Free Legal Shield offers information for the lay person about the law. Here we look at the concept of excusable neglect to set aside a judgement. Some sort of accident can be a viable excusable neglect. If you were injured in an accident and could not file a response to a lawsuit.Speak to a lawyer about how this applies to excusable neglect
Excusable Neglect Law & Legal Definition
Excusable neglect refers to a legitimate excuse for the failure to take some proper step at the proper time. For example, this is claimed to set aside a default judgment for failure to answer or neglecting to answer a lawsuit within the period set by law. This can happen not because of the party's own carelessness, inattention, or willful disregard of the court's process, but because of some unexpected or unavoidable hindrance or accident or because of reliance on the care and vigilance of the party's counsel or on a promise made by the adverse party.
Example of case law (Wisconsin) discussing excusable neglect.
Excusable neglect is that neglect which might have been the act of a reasonably prudent person under the same circumstances; however, it does not include situations brought about by the moving party's own carelessness or inaction.[ Pagels v. Vargas, 2004 WI App 21, 269 Wis. 2d 543, 674 N.W.2d 681, 2003 Wisc. App. LEXIS 1144 (2003).]

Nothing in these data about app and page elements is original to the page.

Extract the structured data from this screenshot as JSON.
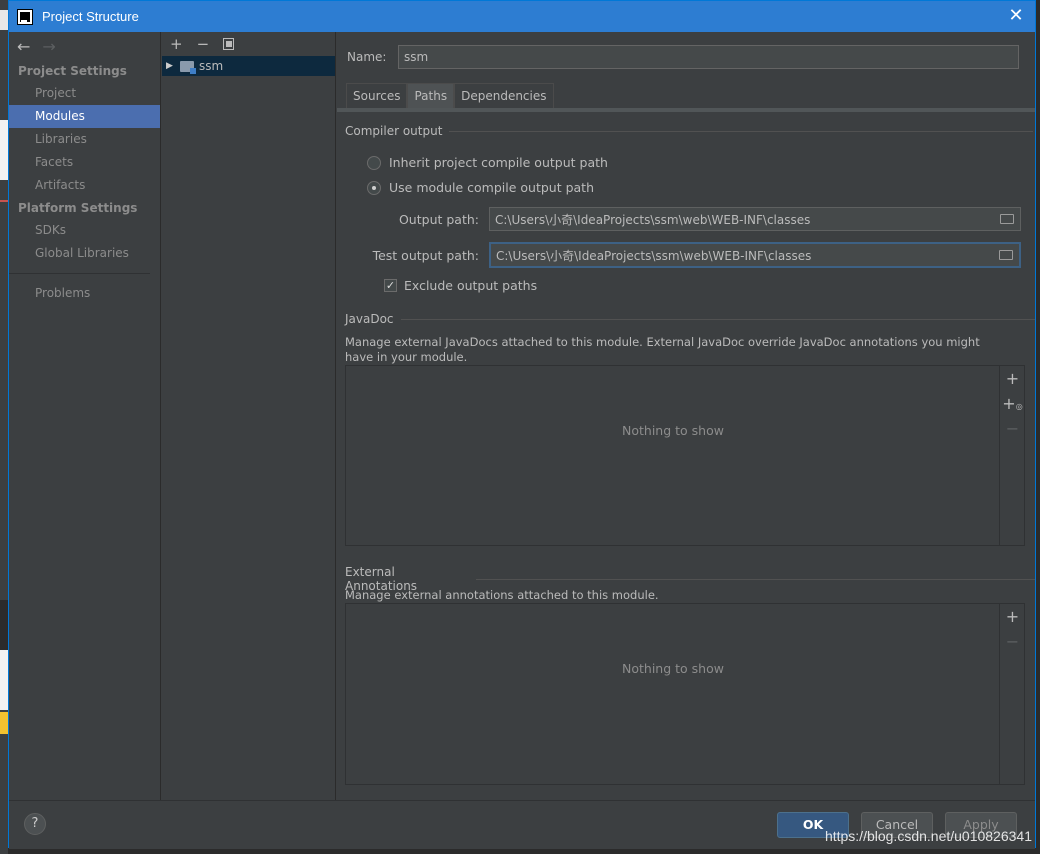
{
  "window": {
    "title": "Project Structure",
    "close_glyph": "✕"
  },
  "nav": {
    "back_glyph": "←",
    "forward_glyph": "→",
    "project_settings_header": "Project Settings",
    "project_items": [
      "Project",
      "Modules",
      "Libraries",
      "Facets",
      "Artifacts"
    ],
    "selected": "Modules",
    "platform_settings_header": "Platform Settings",
    "platform_items": [
      "SDKs",
      "Global Libraries"
    ],
    "problems": "Problems"
  },
  "tree": {
    "add_glyph": "+",
    "remove_glyph": "−",
    "module_name": "ssm"
  },
  "main": {
    "name_label": "Name:",
    "name_value": "ssm",
    "tabs": [
      "Sources",
      "Paths",
      "Dependencies"
    ],
    "active_tab": "Paths",
    "compiler_output_title": "Compiler output",
    "inherit_label": "Inherit project compile output path",
    "use_module_label": "Use module compile output path",
    "output_path_label": "Output path:",
    "output_path_value": "C:\\Users\\小奇\\IdeaProjects\\ssm\\web\\WEB-INF\\classes",
    "test_output_path_label": "Test output path:",
    "test_output_path_value": "C:\\Users\\小奇\\IdeaProjects\\ssm\\web\\WEB-INF\\classes",
    "exclude_label": "Exclude output paths",
    "javadoc_title": "JavaDoc",
    "javadoc_desc": "Manage external JavaDocs attached to this module. External JavaDoc override JavaDoc annotations you might have in your module.",
    "javadoc_empty": "Nothing to show",
    "ext_annotations_title": "External Annotations",
    "ext_annotations_desc": "Manage external annotations attached to this module.",
    "ext_annotations_empty": "Nothing to show"
  },
  "footer": {
    "help_glyph": "?",
    "ok_label": "OK",
    "cancel_label": "Cancel",
    "apply_label": "Apply"
  },
  "watermark": "https://blog.csdn.net/u010826341"
}
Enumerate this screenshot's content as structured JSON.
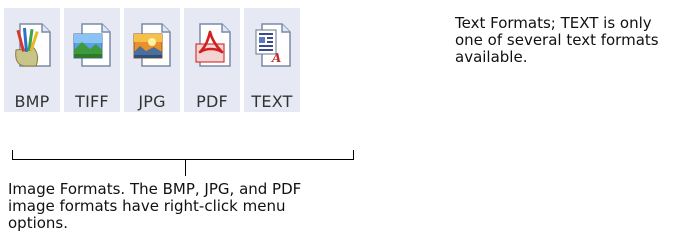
{
  "format_buttons": [
    {
      "label": "BMP",
      "icon": "bmp-paint-icon"
    },
    {
      "label": "TIFF",
      "icon": "tiff-landscape-icon"
    },
    {
      "label": "JPG",
      "icon": "jpg-photo-icon"
    },
    {
      "label": "PDF",
      "icon": "pdf-acrobat-icon"
    },
    {
      "label": "TEXT",
      "icon": "text-document-icon"
    }
  ],
  "captions": {
    "text_formats": "Text Formats; TEXT is only one of several text formats available.",
    "image_formats": "Image Formats. The BMP, JPG, and PDF image formats have right-click menu options."
  },
  "colors": {
    "tile_background": "#e6e9f4",
    "label_text": "#333333",
    "caption_text": "#111111"
  }
}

In a small claims action, a trial court may reopen a default judgment when good cause is shown. Good cause includes the excusable neglect of a party but excusable neglect is not synonymous with carelessness or inattentiveness. [Tsuchiya v. Brennan, 215 Wis. 2d 324, 572 N.W.2d 903, 1997 Wisc. App. LEXIS 1346 (Wis. Ct. App. 1997).]
Excusable neglect is conduct that might have been the act of a reasonably prudent person under the same circumstances. A court must look beyond the cause of the neglect to the interests of justice, considering both the need to afford litigants a day in court and to ensure prompt adjudication. Whether the dilatory party acted in good faith, whether the opposing party was prejudiced, and whether prompt remedial action took place are factors to consider. An attorney who relied on an oral courtesy agreement whose terms were not disputed and promptly filed for an extension acted with excusable neglect. [Rutan v. Miller, 213 Wis. 2d 94, 570 N.W.2d 54 (Ct. App. 1997)]